Content starts

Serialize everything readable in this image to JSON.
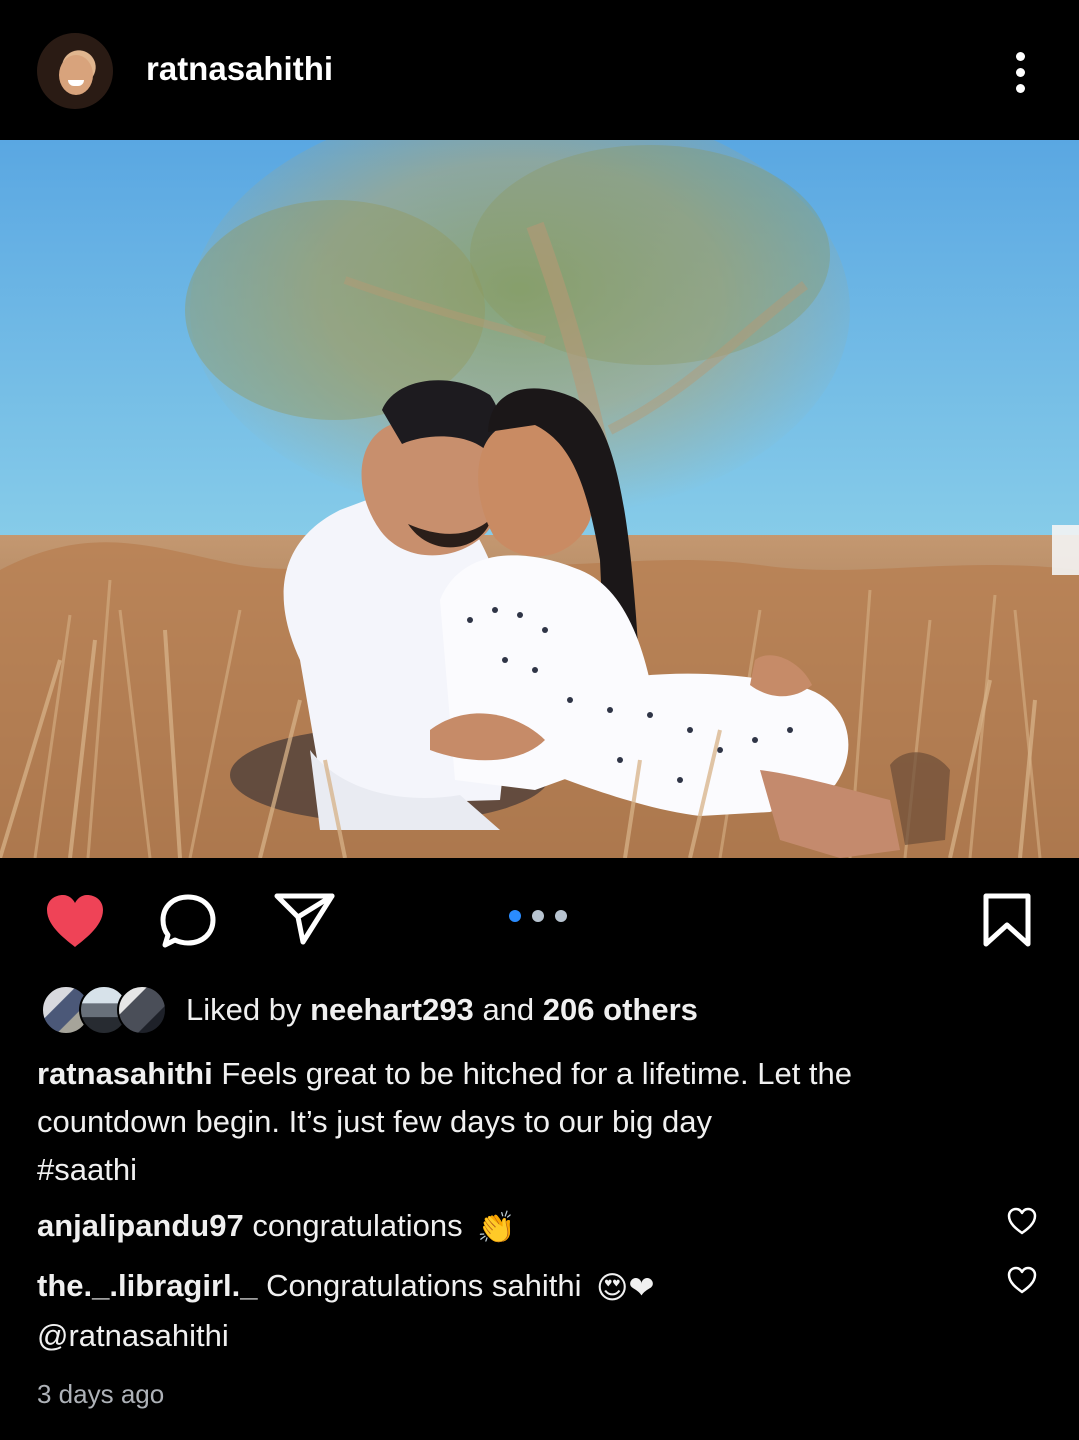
{
  "header": {
    "username": "ratnasahithi",
    "avatar_icon": "profile-avatar",
    "more_icon": "vertical-ellipsis-icon"
  },
  "post": {
    "image_description_icon": "engagement-photo",
    "carousel": {
      "current": 1,
      "total": 3,
      "active_color": "#2a8cff",
      "inactive_color": "#b8c4d0"
    }
  },
  "actions": {
    "like_icon": "heart-filled-icon",
    "comment_icon": "comment-icon",
    "share_icon": "send-icon",
    "bookmark_icon": "bookmark-icon",
    "like_color": "#ef4357"
  },
  "likes": {
    "prefix": "Liked by",
    "user": "neehart293",
    "and": "and",
    "others": "206 others"
  },
  "caption": {
    "username": "ratnasahithi",
    "line1": "Feels great to be hitched for a lifetime. Let the",
    "line2": "countdown begin. It’s just few days to our  big day",
    "line3": "#saathi"
  },
  "comments": [
    {
      "username": "anjalipandu97",
      "text": "congratulations",
      "emoji": "👏"
    },
    {
      "username": "the._.libragirl._",
      "text": "Congratulations sahithi",
      "emoji": "😍❤",
      "mention": "@ratnasahithi"
    }
  ],
  "timestamp": "3 days ago"
}
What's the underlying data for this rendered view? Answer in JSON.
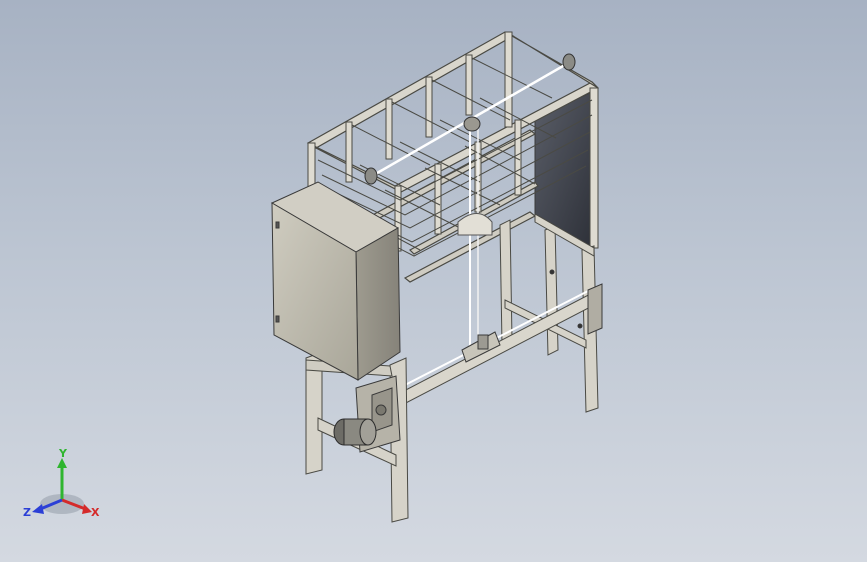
{
  "viewport": {
    "background_top": "#a7b2c3",
    "background_bottom": "#d4d9e1"
  },
  "model": {
    "frame_color": "#d9d6cc",
    "panel_color": "#bcb9ad",
    "back_panel_color": "#3b3f48",
    "rope_color": "#ffffff"
  },
  "triad": {
    "x_label": "X",
    "y_label": "Y",
    "z_label": "Z",
    "x_color": "#d42a2a",
    "y_color": "#2fb52f",
    "z_color": "#2b3fd6"
  }
}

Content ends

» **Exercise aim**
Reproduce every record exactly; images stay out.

» **Exercise result**
Serialize everything readable in this image to JSON.
{
  "header": {
    "username": "ratnasahithi",
    "avatar_icon": "profile-avatar",
    "more_icon": "vertical-ellipsis-icon"
  },
  "post": {
    "image_description_icon": "engagement-photo",
    "carousel": {
      "current": 1,
      "total": 3,
      "active_color": "#2a8cff",
      "inactive_color": "#b8c4d0"
    }
  },
  "actions": {
    "like_icon": "heart-filled-icon",
    "comment_icon": "comment-icon",
    "share_icon": "send-icon",
    "bookmark_icon": "bookmark-icon",
    "like_color": "#ef4357"
  },
  "likes": {
    "prefix": "Liked by",
    "user": "neehart293",
    "and": "and",
    "others": "206 others"
  },
  "caption": {
    "username": "ratnasahithi",
    "line1": "Feels great to be hitched for a lifetime. Let the",
    "line2": "countdown begin. It’s just few days to our  big day",
    "line3": "#saathi"
  },
  "comments": [
    {
      "username": "anjalipandu97",
      "text": "congratulations",
      "emoji": "👏"
    },
    {
      "username": "the._.libragirl._",
      "text": "Congratulations sahithi",
      "emoji": "😍❤",
      "mention": "@ratnasahithi"
    }
  ],
  "timestamp": "3 days ago"
}
What's the underlying data for this rendered view? Answer in JSON.
{
  "viewport": {
    "background_top": "#a7b2c3",
    "background_bottom": "#d4d9e1"
  },
  "model": {
    "frame_color": "#d9d6cc",
    "panel_color": "#bcb9ad",
    "back_panel_color": "#3b3f48",
    "rope_color": "#ffffff"
  },
  "triad": {
    "x_label": "X",
    "y_label": "Y",
    "z_label": "Z",
    "x_color": "#d42a2a",
    "y_color": "#2fb52f",
    "z_color": "#2b3fd6"
  }
}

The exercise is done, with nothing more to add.